Lulu Yilun Chen, 23, a recent graduate of the Communication University of China, Beijing, knew that Columbia’s Graduate School of Journalism needed to be her next stop if she was going to achieve her goal of testing the Chinese journalism establishment. A broadcast major, Chen has wanted to be a journalist since she was 12. While a student in China, she was an intern at China Central Television, the largest state-run television station in China and at the Associated Press’ Beijing bureau. She is one of the founders of a student-run newspaper, independent of the Communist Party Youth League, which is a rarity at Chinese universities.
Chen is a native of Beijing but as a child she traveled with her parents while her father studied in Holland and the United States.
Lenore Cho, a newspaper concentrator at Columbia’s School of Journalism, is covering Gowanus.
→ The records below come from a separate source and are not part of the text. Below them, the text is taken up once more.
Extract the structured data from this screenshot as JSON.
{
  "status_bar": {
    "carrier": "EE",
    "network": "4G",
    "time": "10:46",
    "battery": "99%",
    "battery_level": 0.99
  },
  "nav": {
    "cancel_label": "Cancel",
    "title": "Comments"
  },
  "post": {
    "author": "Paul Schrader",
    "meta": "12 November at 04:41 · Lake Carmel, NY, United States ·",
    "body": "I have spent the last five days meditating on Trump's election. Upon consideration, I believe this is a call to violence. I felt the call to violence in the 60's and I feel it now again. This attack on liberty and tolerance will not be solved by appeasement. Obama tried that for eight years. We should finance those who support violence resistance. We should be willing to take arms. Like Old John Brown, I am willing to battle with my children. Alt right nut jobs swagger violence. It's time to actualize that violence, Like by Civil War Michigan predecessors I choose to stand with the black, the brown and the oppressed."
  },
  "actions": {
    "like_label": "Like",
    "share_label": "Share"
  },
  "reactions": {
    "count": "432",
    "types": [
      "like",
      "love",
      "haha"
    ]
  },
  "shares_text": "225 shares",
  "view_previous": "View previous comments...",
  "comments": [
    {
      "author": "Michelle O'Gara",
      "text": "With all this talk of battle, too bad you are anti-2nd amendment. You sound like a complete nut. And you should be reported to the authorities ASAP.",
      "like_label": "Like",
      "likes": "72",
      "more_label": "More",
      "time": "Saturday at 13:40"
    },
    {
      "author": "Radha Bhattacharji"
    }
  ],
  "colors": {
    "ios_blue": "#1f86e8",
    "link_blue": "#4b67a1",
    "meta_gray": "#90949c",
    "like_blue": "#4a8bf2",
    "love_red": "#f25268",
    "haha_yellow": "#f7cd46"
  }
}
Born and raised in New Orleans, her desire to become a journalist was cemented during a high school summer internship at her hometown paper, The Times-Picayune. She worked as a copy editor at The Washington Post and earlier worked as an assistant news editor at ESPN.com in Bristol, Conn. As an undergraduate at Smith College, she completed internships at the Post, The Boston Globe, The Times-Picayune and the Daily Hampshire Gazette in Northampton, Mass. A political junkie, Lenore worked on Hillary Clinton’s presidential campaign and in New York City politics and was also an intern on Capitol Hill.
Radhika Gupta is an accomplished lawyer, business owner and entrepreneur. And soon she hopes to add storyteller to her list of achievements. Gupta was inspired to come to the United States and pursue a master’s degree in journalism at Columbia after getting to know the artisans who supply their goods to her design shops in her native India. She hopes to hone her skills as a journalist and ultimately tell stories of those toiling behind the scenes in rural India.
Gupta believes media training is an incredibly useful tool for anyone today and hopes to return to India and start a web magazine focusing on the great cultural and social change taking place there.
She loves the Beatles, Bach and strawberries in no particular order.
Ryan Hatch, 24, is covering sports in New York City while studying at Columbia’s Graduate School of Journalism. He spent the last year as a sports writer for the Duncan Banner in Duncan, Oklahoma, following his graduation from the University of Colorado in 2008.
He spent the 2007 summer as an intern at a public relations firm in Washington D.C. and was a reporter for the Colorado Daily in Boulder his senior year of college. He is currently a sports intern with the New York Daily News.
A native of Colorado, he misses everything but the weather of the Centennial State. He hopes his career in sportswriting will provide an opportunity to travel around the world.
Elif Ince was born and raised in Istanbul, once the last stop of the Orient Express. A print concentrator at Columbia’s Graduate School of Journalism, she is reporting and writing about New York City.
Before coming to Columbia, she graduated from Brown University with a bachelor’s in art history. At Brown, she published an investigative story about students with eating disorders and the university’s controversial handling of their cases for the Brown Daily Herald. She has written several reviews about art exhibitions, retail establishments and bars that have been published in nymag.com and Time Out New York online, and she has worked as an editorial intern at Esquire magazine. She has contributed feature articles to Harper’s Bazaar, Travel+Leisure, Cosmopolitan and Time Out magazine in Istanbul.
When she’s not chasing a story, she enjoys cooking, digging into New York’s food and nightlife scene, walking around the city and thinking about starting yoga one day.